|US6305627 *||Dec 8, 1999||Oct 23, 2001||Roy E. Stiner||Fastener and retainer|
|US6464158 *||Nov 13, 2000||Oct 15, 2002||Shimano Inc.||Dual-bearing reel handle attachment structure|
|US6666396||Jun 7, 2002||Dec 23, 2003||Gator Grip, Inc.||Multidirectional rotatable handle|
|US7198218 *||May 18, 2005||Apr 3, 2007||Shimano Inc.||Brake operation structure for fishing reel spool|
|US7713012 *||May 22, 2007||May 11, 2010||John Coonjohn||License plate fastener|
|US8840053 *||Oct 1, 2012||Sep 23, 2014||Shimano Inc.||Handle assembly for dual-bearing reel and dual-bearing reel|
|US9295241 *||Apr 1, 2014||Mar 29, 2016||Shimano Inc.||Fishing reel|
|US20050279872 *||May 18, 2005||Dec 22, 2005||Shimano Inc.||Brake operation structure for fishing reel spool|
|US20080292428 *||May 22, 2007||Nov 27, 2008||John Coonjohn||License plate fastener|
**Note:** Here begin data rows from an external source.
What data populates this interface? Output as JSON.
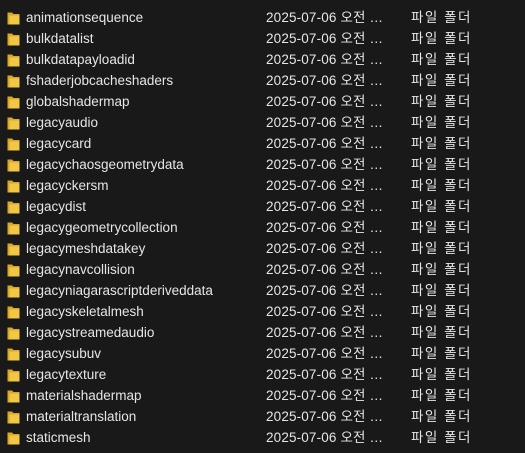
{
  "colors": {
    "background": "#191919",
    "text": "#e6e6e6",
    "folder_back": "#d9a82b",
    "folder_front": "#f2c744"
  },
  "rows": [
    {
      "name": "animationsequence",
      "date": "2025-07-06 오전 …",
      "type": "파일 폴더",
      "icon": "folder-icon"
    },
    {
      "name": "bulkdatalist",
      "date": "2025-07-06 오전 …",
      "type": "파일 폴더",
      "icon": "folder-icon"
    },
    {
      "name": "bulkdatapayloadid",
      "date": "2025-07-06 오전 …",
      "type": "파일 폴더",
      "icon": "folder-icon"
    },
    {
      "name": "fshaderjobcacheshaders",
      "date": "2025-07-06 오전 …",
      "type": "파일 폴더",
      "icon": "folder-icon"
    },
    {
      "name": "globalshadermap",
      "date": "2025-07-06 오전 …",
      "type": "파일 폴더",
      "icon": "folder-icon"
    },
    {
      "name": "legacyaudio",
      "date": "2025-07-06 오전 …",
      "type": "파일 폴더",
      "icon": "folder-icon"
    },
    {
      "name": "legacycard",
      "date": "2025-07-06 오전 …",
      "type": "파일 폴더",
      "icon": "folder-icon"
    },
    {
      "name": "legacychaosgeometrydata",
      "date": "2025-07-06 오전 …",
      "type": "파일 폴더",
      "icon": "folder-icon"
    },
    {
      "name": "legacyckersm",
      "date": "2025-07-06 오전 …",
      "type": "파일 폴더",
      "icon": "folder-icon"
    },
    {
      "name": "legacydist",
      "date": "2025-07-06 오전 …",
      "type": "파일 폴더",
      "icon": "folder-icon"
    },
    {
      "name": "legacygeometrycollection",
      "date": "2025-07-06 오전 …",
      "type": "파일 폴더",
      "icon": "folder-icon"
    },
    {
      "name": "legacymeshdatakey",
      "date": "2025-07-06 오전 …",
      "type": "파일 폴더",
      "icon": "folder-icon"
    },
    {
      "name": "legacynavcollision",
      "date": "2025-07-06 오전 …",
      "type": "파일 폴더",
      "icon": "folder-icon"
    },
    {
      "name": "legacyniagarascriptderiveddata",
      "date": "2025-07-06 오전 …",
      "type": "파일 폴더",
      "icon": "folder-icon"
    },
    {
      "name": "legacyskeletalmesh",
      "date": "2025-07-06 오전 …",
      "type": "파일 폴더",
      "icon": "folder-icon"
    },
    {
      "name": "legacystreamedaudio",
      "date": "2025-07-06 오전 …",
      "type": "파일 폴더",
      "icon": "folder-icon"
    },
    {
      "name": "legacysubuv",
      "date": "2025-07-06 오전 …",
      "type": "파일 폴더",
      "icon": "folder-icon"
    },
    {
      "name": "legacytexture",
      "date": "2025-07-06 오전 …",
      "type": "파일 폴더",
      "icon": "folder-icon"
    },
    {
      "name": "materialshadermap",
      "date": "2025-07-06 오전 …",
      "type": "파일 폴더",
      "icon": "folder-icon"
    },
    {
      "name": "materialtranslation",
      "date": "2025-07-06 오전 …",
      "type": "파일 폴더",
      "icon": "folder-icon"
    },
    {
      "name": "staticmesh",
      "date": "2025-07-06 오전 …",
      "type": "파일 폴더",
      "icon": "folder-icon"
    }
  ]
}
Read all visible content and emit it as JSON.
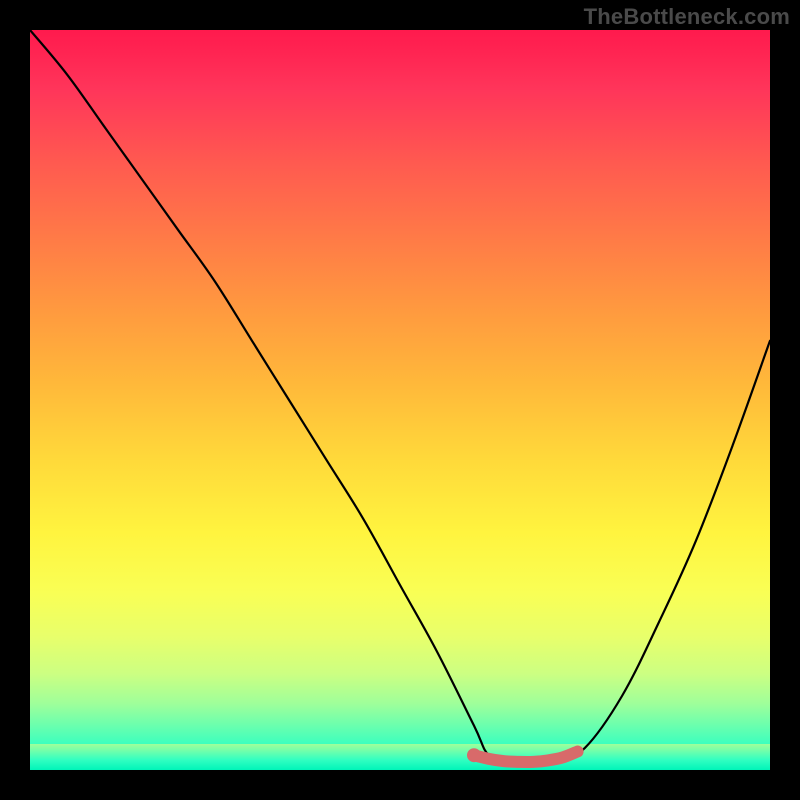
{
  "watermark": "TheBottleneck.com",
  "colors": {
    "frame": "#000000",
    "watermark_text": "#4a4a4a",
    "curve_stroke": "#000000",
    "marker_stroke": "#d86a6a",
    "gradient_top": "#ff1a4d",
    "gradient_bottom": "#00f5b9"
  },
  "chart_data": {
    "type": "line",
    "title": "",
    "xlabel": "",
    "ylabel": "",
    "xlim": [
      0,
      100
    ],
    "ylim": [
      0,
      100
    ],
    "grid": false,
    "legend": false,
    "background": "rainbow-gradient red-to-green top-to-bottom, y encodes bottleneck percentage (top=high, bottom=0)",
    "series": [
      {
        "name": "bottleneck-curve",
        "x": [
          0,
          5,
          10,
          15,
          20,
          25,
          30,
          35,
          40,
          45,
          50,
          55,
          60,
          62,
          65,
          68,
          72,
          75,
          80,
          85,
          90,
          95,
          100
        ],
        "y": [
          100,
          94,
          87,
          80,
          73,
          66,
          58,
          50,
          42,
          34,
          25,
          16,
          6,
          2,
          1,
          1,
          2,
          3,
          10,
          20,
          31,
          44,
          58
        ]
      },
      {
        "name": "optimal-range-marker",
        "x": [
          60,
          62,
          64,
          66,
          68,
          70,
          72,
          74
        ],
        "y": [
          2,
          1.5,
          1.2,
          1.1,
          1.1,
          1.3,
          1.7,
          2.5
        ]
      }
    ],
    "annotations": []
  }
}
|US20130126652 *||May 23, 2013||Shimano Inc.||Handle assembly for dual-bearing reel and dual-bearing reel|
|US20140319264 *||Apr 1, 2014||Oct 30, 2014||Shimano Inc.||Fishing reel|
|U.S. Classification||242/283, 74/545, 24/113.0MP, 411/431, 242/319, 403/326|
|International Classification||A01K89/015, A01K89/00|
|Cooperative Classification||A01K89/006, Y10T403/60, Y10T24/3672, Y10T74/20744|
|Jan 27, 1999||AS||Assignment|
Owner name: BRUNSWICK CORPORATION, ILLINOIS
Free format text: ASSIGNMENT OF ASSIGNORS INTEREST;ASSIGNORS:KIM, HYUNKYU;CARPENTER, ROBERT L.;REEL/FRAME:009721/0134
Effective date: 19981109
|Nov 14, 2001||AS||Assignment|
Owner name: W.C. BRADLEY/ZEBCO HOLDINGS, INC. D/B/A ZEBCO, GEO
Free format text: ASSIGNMENT OF ASSIGNORS INTEREST;ASSIGNORS:BRUNSWICK CORPORATION;ZEBCO CORPORATION;REEL/FRAME:012280/0501
Effective date: 20010629
|Sep 17, 2003||REMI||Maintenance fee reminder mailed|
|Mar 1, 2004||LAPS||Lapse for failure to pay maintenance fees|
|Apr 27, 2004||FP||Expired due to failure to pay maintenance fee|
Effective date: 20040229